• **WHAT YOU NEED TO DO**: For the entries below, state how many lines contain the word "your" and add nothing else.

• **INPUT**:
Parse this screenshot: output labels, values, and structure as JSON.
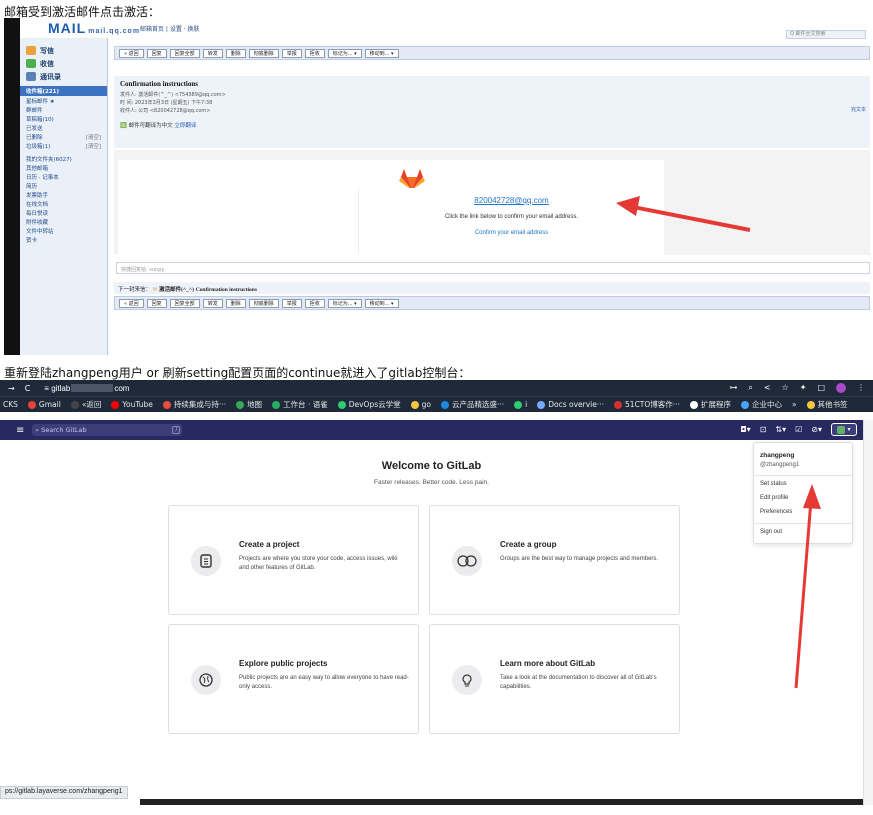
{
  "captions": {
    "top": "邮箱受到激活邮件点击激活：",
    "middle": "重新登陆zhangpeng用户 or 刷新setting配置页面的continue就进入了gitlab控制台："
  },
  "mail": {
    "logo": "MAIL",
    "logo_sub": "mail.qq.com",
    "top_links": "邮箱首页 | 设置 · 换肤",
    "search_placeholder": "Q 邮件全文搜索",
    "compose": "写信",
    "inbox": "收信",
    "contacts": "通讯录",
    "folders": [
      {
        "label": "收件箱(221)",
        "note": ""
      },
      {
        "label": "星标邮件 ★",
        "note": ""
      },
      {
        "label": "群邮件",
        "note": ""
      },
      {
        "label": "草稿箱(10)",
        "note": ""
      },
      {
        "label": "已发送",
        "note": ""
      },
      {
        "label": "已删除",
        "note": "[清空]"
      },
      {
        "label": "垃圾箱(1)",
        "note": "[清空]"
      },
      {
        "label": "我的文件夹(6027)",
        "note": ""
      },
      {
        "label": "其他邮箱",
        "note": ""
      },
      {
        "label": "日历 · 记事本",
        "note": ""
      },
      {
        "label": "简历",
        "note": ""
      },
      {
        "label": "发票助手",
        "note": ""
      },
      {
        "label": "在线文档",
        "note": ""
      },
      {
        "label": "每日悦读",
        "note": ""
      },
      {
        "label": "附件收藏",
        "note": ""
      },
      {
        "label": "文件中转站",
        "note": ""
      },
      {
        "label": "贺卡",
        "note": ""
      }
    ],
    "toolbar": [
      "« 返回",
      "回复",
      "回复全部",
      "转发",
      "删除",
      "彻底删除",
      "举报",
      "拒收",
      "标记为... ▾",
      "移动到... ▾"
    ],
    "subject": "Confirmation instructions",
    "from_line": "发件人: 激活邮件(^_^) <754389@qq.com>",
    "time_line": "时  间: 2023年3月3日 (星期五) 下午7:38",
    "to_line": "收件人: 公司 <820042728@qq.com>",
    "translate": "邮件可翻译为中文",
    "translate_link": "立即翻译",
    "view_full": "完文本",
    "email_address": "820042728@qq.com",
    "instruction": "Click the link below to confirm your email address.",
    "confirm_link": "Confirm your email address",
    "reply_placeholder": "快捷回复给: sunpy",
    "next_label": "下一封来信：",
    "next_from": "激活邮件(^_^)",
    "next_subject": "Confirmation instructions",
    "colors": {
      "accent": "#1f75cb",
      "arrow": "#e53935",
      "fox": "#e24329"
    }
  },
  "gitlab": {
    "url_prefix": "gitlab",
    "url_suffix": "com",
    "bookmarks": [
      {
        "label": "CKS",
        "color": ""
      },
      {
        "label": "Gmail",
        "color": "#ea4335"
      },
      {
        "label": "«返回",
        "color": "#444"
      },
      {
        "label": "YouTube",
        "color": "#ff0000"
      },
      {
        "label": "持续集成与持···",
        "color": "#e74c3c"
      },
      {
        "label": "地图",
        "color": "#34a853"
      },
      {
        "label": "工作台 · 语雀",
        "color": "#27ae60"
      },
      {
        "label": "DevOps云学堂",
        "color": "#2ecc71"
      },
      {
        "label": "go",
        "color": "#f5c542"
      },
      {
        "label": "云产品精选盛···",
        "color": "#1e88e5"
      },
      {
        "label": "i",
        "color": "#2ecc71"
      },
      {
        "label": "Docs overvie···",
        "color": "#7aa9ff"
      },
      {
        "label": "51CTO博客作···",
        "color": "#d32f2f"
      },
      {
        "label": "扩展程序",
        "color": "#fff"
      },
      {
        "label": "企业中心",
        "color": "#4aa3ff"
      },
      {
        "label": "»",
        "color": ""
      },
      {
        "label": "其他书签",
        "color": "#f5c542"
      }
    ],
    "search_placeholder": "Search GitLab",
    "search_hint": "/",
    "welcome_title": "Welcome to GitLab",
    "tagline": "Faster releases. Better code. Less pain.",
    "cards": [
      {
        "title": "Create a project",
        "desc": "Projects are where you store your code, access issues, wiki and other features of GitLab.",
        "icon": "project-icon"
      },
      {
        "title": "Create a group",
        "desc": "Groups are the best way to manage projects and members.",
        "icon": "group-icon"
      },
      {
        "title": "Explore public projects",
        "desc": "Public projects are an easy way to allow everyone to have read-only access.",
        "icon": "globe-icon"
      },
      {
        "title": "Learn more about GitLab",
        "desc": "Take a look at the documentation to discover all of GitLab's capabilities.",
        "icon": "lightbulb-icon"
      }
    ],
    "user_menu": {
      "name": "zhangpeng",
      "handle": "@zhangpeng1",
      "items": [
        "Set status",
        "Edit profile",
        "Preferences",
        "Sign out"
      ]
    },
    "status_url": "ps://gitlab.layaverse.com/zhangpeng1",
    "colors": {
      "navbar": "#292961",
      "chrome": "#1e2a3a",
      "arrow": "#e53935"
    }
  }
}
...
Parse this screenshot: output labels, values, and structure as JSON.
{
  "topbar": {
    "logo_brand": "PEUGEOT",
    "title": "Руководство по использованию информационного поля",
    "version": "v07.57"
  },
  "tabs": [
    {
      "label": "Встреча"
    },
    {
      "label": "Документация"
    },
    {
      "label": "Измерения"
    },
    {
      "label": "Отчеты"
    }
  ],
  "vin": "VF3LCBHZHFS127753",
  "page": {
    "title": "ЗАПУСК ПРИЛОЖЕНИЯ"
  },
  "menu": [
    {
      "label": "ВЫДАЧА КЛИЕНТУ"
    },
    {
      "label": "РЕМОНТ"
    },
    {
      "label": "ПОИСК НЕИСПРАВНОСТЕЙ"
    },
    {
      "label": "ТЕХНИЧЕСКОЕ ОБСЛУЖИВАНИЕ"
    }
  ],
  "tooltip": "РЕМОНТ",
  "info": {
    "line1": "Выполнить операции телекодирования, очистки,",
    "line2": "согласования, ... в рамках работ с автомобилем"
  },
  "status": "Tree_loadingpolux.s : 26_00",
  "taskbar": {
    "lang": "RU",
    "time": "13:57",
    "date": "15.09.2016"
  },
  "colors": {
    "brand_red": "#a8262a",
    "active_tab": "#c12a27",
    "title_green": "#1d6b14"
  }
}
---
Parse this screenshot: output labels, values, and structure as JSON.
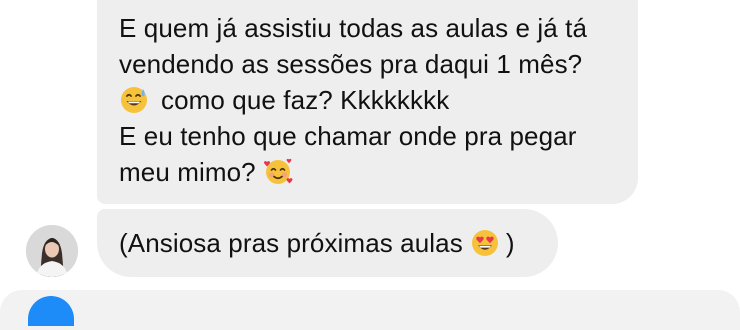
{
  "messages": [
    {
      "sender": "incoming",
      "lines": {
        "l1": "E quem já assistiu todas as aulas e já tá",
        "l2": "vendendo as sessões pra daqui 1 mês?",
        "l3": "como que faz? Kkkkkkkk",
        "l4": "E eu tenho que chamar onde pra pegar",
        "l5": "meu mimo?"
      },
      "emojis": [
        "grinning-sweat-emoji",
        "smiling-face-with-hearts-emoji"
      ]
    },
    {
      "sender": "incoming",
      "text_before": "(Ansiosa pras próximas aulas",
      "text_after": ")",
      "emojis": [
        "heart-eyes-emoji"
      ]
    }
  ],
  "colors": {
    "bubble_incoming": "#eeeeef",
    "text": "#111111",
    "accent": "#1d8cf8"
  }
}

• **ANSWER SPACE**: 3